■ Work request ■
Output every record exactly, apart from its images.

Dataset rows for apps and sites
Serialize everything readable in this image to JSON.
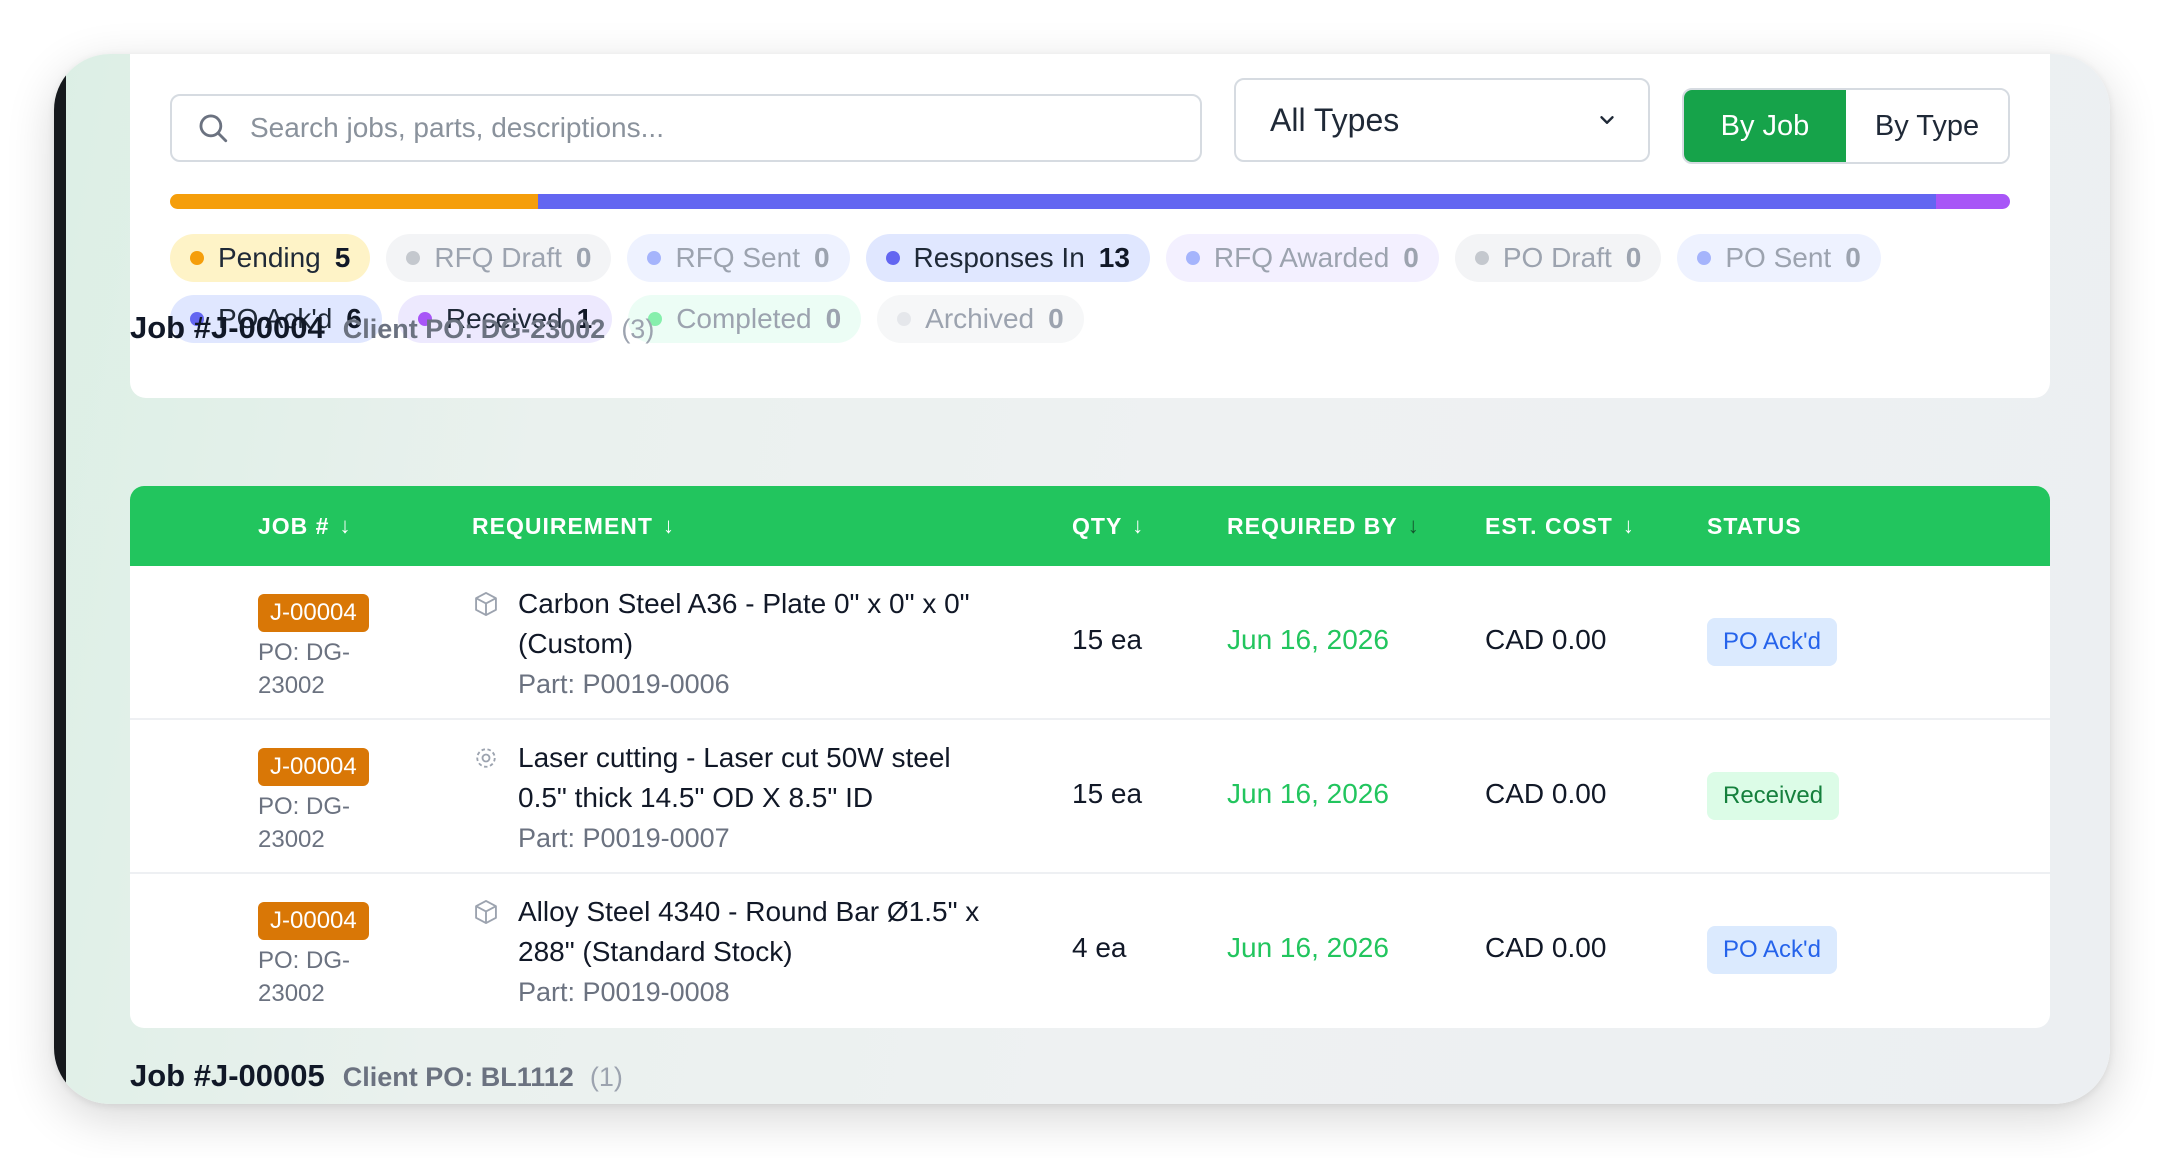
{
  "search": {
    "placeholder": "Search jobs, parts, descriptions..."
  },
  "type_filter": {
    "selected": "All Types"
  },
  "view_toggle": {
    "by_job": "By Job",
    "by_type": "By Type",
    "active": "By Job"
  },
  "progress_segments": [
    {
      "status": "Pending",
      "share": 0.2,
      "color": "#f59e0b"
    },
    {
      "status": "Responses In",
      "share": 0.76,
      "color": "#6366f1"
    },
    {
      "status": "Received",
      "share": 0.04,
      "color": "#a855f7"
    }
  ],
  "status_chips": [
    {
      "label": "Pending",
      "count": "5",
      "bg": "#fef3c7",
      "dot": "#f59e0b",
      "text": "#1f2937"
    },
    {
      "label": "RFQ Draft",
      "count": "0",
      "bg": "#f3f4f6",
      "dot": "#c4c8ce",
      "text": "#9ca3af"
    },
    {
      "label": "RFQ Sent",
      "count": "0",
      "bg": "#eef2ff",
      "dot": "#a5b4fc",
      "text": "#9ca3af"
    },
    {
      "label": "Responses In",
      "count": "13",
      "bg": "#e0e7ff",
      "dot": "#6366f1",
      "text": "#1f2937"
    },
    {
      "label": "RFQ Awarded",
      "count": "0",
      "bg": "#f3f0ff",
      "dot": "#a5b4fc",
      "text": "#9ca3af"
    },
    {
      "label": "PO Draft",
      "count": "0",
      "bg": "#f3f4f6",
      "dot": "#c4c8ce",
      "text": "#9ca3af"
    },
    {
      "label": "PO Sent",
      "count": "0",
      "bg": "#eef2ff",
      "dot": "#a5b4fc",
      "text": "#9ca3af"
    },
    {
      "label": "PO Ack'd",
      "count": "6",
      "bg": "#e0e7ff",
      "dot": "#6366f1",
      "text": "#1f2937"
    },
    {
      "label": "Received",
      "count": "1",
      "bg": "#ede9fe",
      "dot": "#a855f7",
      "text": "#1f2937"
    },
    {
      "label": "Completed",
      "count": "0",
      "bg": "#ecfdf5",
      "dot": "#86efac",
      "text": "#9ca3af"
    },
    {
      "label": "Archived",
      "count": "0",
      "bg": "#f6f7f8",
      "dot": "#e5e7eb",
      "text": "#9ca3af"
    }
  ],
  "jobs": [
    {
      "title": "Job #J-00004",
      "client_po": "Client PO: DG-23002",
      "count": "(3)"
    },
    {
      "title": "Job #J-00005",
      "client_po": "Client PO: BL1112",
      "count": "(1)"
    }
  ],
  "table": {
    "columns": [
      {
        "label": "JOB #",
        "sortable": true
      },
      {
        "label": "REQUIREMENT",
        "sortable": true
      },
      {
        "label": "QTY",
        "sortable": true
      },
      {
        "label": "REQUIRED BY",
        "sortable": true
      },
      {
        "label": "EST. COST",
        "sortable": true
      },
      {
        "label": "STATUS",
        "sortable": false
      }
    ],
    "rows": [
      {
        "job": "J-00004",
        "po_line1": "PO: DG-",
        "po_line2": "23002",
        "icon": "box-icon",
        "req_line1": "Carbon Steel A36 - Plate 0\" x 0\" x 0\"",
        "req_line2": "(Custom)",
        "part": "Part: P0019-0006",
        "qty": "15 ea",
        "required_by": "Jun 16, 2026",
        "cost": "CAD 0.00",
        "status": "PO Ack'd"
      },
      {
        "job": "J-00004",
        "po_line1": "PO: DG-",
        "po_line2": "23002",
        "icon": "gear-icon",
        "req_line1": "Laser cutting - Laser cut 50W steel",
        "req_line2": "0.5\" thick 14.5\" OD X 8.5\" ID",
        "part": "Part: P0019-0007",
        "qty": "15 ea",
        "required_by": "Jun 16, 2026",
        "cost": "CAD 0.00",
        "status": "Received"
      },
      {
        "job": "J-00004",
        "po_line1": "PO: DG-",
        "po_line2": "23002",
        "icon": "box-icon",
        "req_line1": "Alloy Steel 4340 - Round Bar Ø1.5\" x",
        "req_line2": "288\" (Standard Stock)",
        "part": "Part: P0019-0008",
        "qty": "4 ea",
        "required_by": "Jun 16, 2026",
        "cost": "CAD 0.00",
        "status": "PO Ack'd"
      }
    ]
  }
}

■ Answer ■
Serialize everything readable in this image to JSON.
{
  "search": {
    "placeholder": "Search jobs, parts, descriptions..."
  },
  "type_filter": {
    "selected": "All Types"
  },
  "view_toggle": {
    "by_job": "By Job",
    "by_type": "By Type",
    "active": "By Job"
  },
  "progress_segments": [
    {
      "status": "Pending",
      "share": 0.2,
      "color": "#f59e0b"
    },
    {
      "status": "Responses In",
      "share": 0.76,
      "color": "#6366f1"
    },
    {
      "status": "Received",
      "share": 0.04,
      "color": "#a855f7"
    }
  ],
  "status_chips": [
    {
      "label": "Pending",
      "count": "5",
      "bg": "#fef3c7",
      "dot": "#f59e0b",
      "text": "#1f2937"
    },
    {
      "label": "RFQ Draft",
      "count": "0",
      "bg": "#f3f4f6",
      "dot": "#c4c8ce",
      "text": "#9ca3af"
    },
    {
      "label": "RFQ Sent",
      "count": "0",
      "bg": "#eef2ff",
      "dot": "#a5b4fc",
      "text": "#9ca3af"
    },
    {
      "label": "Responses In",
      "count": "13",
      "bg": "#e0e7ff",
      "dot": "#6366f1",
      "text": "#1f2937"
    },
    {
      "label": "RFQ Awarded",
      "count": "0",
      "bg": "#f3f0ff",
      "dot": "#a5b4fc",
      "text": "#9ca3af"
    },
    {
      "label": "PO Draft",
      "count": "0",
      "bg": "#f3f4f6",
      "dot": "#c4c8ce",
      "text": "#9ca3af"
    },
    {
      "label": "PO Sent",
      "count": "0",
      "bg": "#eef2ff",
      "dot": "#a5b4fc",
      "text": "#9ca3af"
    },
    {
      "label": "PO Ack'd",
      "count": "6",
      "bg": "#e0e7ff",
      "dot": "#6366f1",
      "text": "#1f2937"
    },
    {
      "label": "Received",
      "count": "1",
      "bg": "#ede9fe",
      "dot": "#a855f7",
      "text": "#1f2937"
    },
    {
      "label": "Completed",
      "count": "0",
      "bg": "#ecfdf5",
      "dot": "#86efac",
      "text": "#9ca3af"
    },
    {
      "label": "Archived",
      "count": "0",
      "bg": "#f6f7f8",
      "dot": "#e5e7eb",
      "text": "#9ca3af"
    }
  ],
  "jobs": [
    {
      "title": "Job #J-00004",
      "client_po": "Client PO: DG-23002",
      "count": "(3)"
    },
    {
      "title": "Job #J-00005",
      "client_po": "Client PO: BL1112",
      "count": "(1)"
    }
  ],
  "table": {
    "columns": [
      {
        "label": "JOB #",
        "sortable": true
      },
      {
        "label": "REQUIREMENT",
        "sortable": true
      },
      {
        "label": "QTY",
        "sortable": true
      },
      {
        "label": "REQUIRED BY",
        "sortable": true
      },
      {
        "label": "EST. COST",
        "sortable": true
      },
      {
        "label": "STATUS",
        "sortable": false
      }
    ],
    "rows": [
      {
        "job": "J-00004",
        "po_line1": "PO: DG-",
        "po_line2": "23002",
        "icon": "box-icon",
        "req_line1": "Carbon Steel A36 - Plate 0\" x 0\" x 0\"",
        "req_line2": "(Custom)",
        "part": "Part: P0019-0006",
        "qty": "15 ea",
        "required_by": "Jun 16, 2026",
        "cost": "CAD 0.00",
        "status": "PO Ack'd"
      },
      {
        "job": "J-00004",
        "po_line1": "PO: DG-",
        "po_line2": "23002",
        "icon": "gear-icon",
        "req_line1": "Laser cutting - Laser cut 50W steel",
        "req_line2": "0.5\" thick 14.5\" OD X 8.5\" ID",
        "part": "Part: P0019-0007",
        "qty": "15 ea",
        "required_by": "Jun 16, 2026",
        "cost": "CAD 0.00",
        "status": "Received"
      },
      {
        "job": "J-00004",
        "po_line1": "PO: DG-",
        "po_line2": "23002",
        "icon": "box-icon",
        "req_line1": "Alloy Steel 4340 - Round Bar Ø1.5\" x",
        "req_line2": "288\" (Standard Stock)",
        "part": "Part: P0019-0008",
        "qty": "4 ea",
        "required_by": "Jun 16, 2026",
        "cost": "CAD 0.00",
        "status": "PO Ack'd"
      }
    ]
  }
}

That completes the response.